Because they were not married, Emma Hickman, 19, had struggled to have Pte Daniel Wade's name on the birth certificate of their daughter Lexie-Mai.
Pte Wade, 20, died in a bomb blast on on 6 March, and following this the Ministry of Defence released his DNA so she could prove paternity. It means she can put his name on Lexie-Mai's birth certificate and she is now eligible for compensation.
Prime Minister David Cameron last month pledged to tackle the "dreadful situation" and said it "could not be allowed to continue".
Miss Hickman said: "It has never ever been about the money; it is about Lexie-Mai's right to know who her father is. Dan was so looking forward to being a daddy. He used to carry her scan picture with him under his body armour when he went out on patrol. He helped me choose her name and was so proud he was going to be a father."
Miss Hickman's solicitor Jennifer Roulston said: "It is appalling that Emma's trauma at losing her fiance just before the birth of her daughter should be compounded by this legal wrangle to establish her fiancé's paternity."
Miss Hickman's MP David Mowat, who represents Warrington South, had backed her legal battle.
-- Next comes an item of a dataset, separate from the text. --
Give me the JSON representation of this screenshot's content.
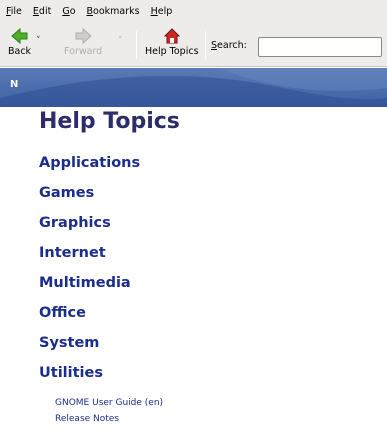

He believes the MoD should always hold DNA of troops sent to war zones to prevent a repeat situation.
Speaking at defence questions in the Commons on Monday, the Warrington South MP called for ministers to consider "asking the Army to routinely hold DNA samples for those on active duty, in the same way they do in France and America".